As such, it’s essential that organisations learn how to develop and build resilience in their workplaces. But what is resilience, and why are some people more resilient than others? And how can organisations most effectively harness resilience to overcome the effects workplace stress?


Resilience is the ability to handle adversity and to bounce back from challenges, setbacks and trauma. Different people have different levels of resilience. But the amount we have often depends on how much stress we’re exposed to, as well as our own coping resources.

People with higher levels of resilience tend to recover more quickly from stressful situations, using coping resources to mitigate their stress-exposure. At an organisational level, this translates to higher productivity and morale.

On the flipside, organisations with low levels of resilience are more likely to experience:

  • reduced productivity and efficiency
  • lower job satisfaction, morale and cohesion
  • increased absenteeism and sickness
  • lower client satisfaction
  • increased health care expenditure and Workers’ Compensation Claims.


In 2013, Safe Work Australia released a comprehensive report detailing the incidence and impact of work-related mental stress claims in Australia.

The report found that, due to the long periods of absence from work, mental stress claims are the most expensive type of workers’ compensation claim.

Absenteeism costs Australia around 92 million working days each year, with the average daily cost rising from $308 in 2013 to $340 in 2014. The direct cost to employers was found to be around $10.11 billion per year.
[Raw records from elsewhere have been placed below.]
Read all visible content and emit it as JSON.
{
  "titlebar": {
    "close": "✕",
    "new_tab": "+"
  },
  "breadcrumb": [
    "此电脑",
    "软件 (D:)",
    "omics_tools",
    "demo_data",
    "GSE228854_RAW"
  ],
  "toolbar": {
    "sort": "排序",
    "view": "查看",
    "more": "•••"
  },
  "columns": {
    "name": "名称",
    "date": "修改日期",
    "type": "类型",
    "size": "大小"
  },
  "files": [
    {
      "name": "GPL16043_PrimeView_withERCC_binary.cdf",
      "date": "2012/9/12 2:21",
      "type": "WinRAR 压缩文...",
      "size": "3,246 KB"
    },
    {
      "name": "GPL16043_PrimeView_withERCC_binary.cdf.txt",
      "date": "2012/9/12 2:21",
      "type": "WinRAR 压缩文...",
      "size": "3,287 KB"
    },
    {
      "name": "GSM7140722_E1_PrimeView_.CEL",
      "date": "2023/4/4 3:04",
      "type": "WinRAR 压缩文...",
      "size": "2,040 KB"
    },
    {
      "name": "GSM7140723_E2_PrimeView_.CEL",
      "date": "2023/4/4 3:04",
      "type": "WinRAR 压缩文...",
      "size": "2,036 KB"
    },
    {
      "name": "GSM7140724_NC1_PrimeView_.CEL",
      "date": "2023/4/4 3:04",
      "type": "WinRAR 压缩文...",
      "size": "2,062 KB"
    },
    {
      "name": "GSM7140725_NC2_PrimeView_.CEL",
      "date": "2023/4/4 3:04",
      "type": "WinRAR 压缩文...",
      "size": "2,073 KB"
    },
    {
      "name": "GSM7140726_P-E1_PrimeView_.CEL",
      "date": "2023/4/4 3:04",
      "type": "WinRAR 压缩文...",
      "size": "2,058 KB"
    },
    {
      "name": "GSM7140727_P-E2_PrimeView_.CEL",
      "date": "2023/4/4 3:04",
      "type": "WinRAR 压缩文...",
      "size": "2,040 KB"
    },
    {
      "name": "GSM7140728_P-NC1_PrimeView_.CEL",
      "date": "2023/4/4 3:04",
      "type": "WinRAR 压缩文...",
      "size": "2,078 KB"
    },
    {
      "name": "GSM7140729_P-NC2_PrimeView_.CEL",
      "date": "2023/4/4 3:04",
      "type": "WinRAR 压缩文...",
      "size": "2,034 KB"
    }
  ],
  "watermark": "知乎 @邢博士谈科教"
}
And this figure is likely to be conservative, given that it doesn’t include the indirect costs of re-staffing and re-training due to high turnover of staff.


The economic impact of poor resilience and high levels of work-related mental stress claims means there’s a strong case for addressing workplace resilience.

Dr Sam Harvey of the Black Dog Institute is the Head of the Workplace Mental Health Research Group and has studied the impact of building resilience. He states, “Enhancing resilience removes the notion that employees are passive recipients of workplace stress without anything they can do about it.”

By reducing the levels of workplace stress, and increasing access to coping resources, organisations have the potential to improve performance and cohesion across all sectors. Employees will experience higher levels of engagement, better health, and improved morale, translating to decreased levels of absenteeism and internal staff turnover. This in turn will enable higher levels of profitability, innovation, productivity and customer loyalty.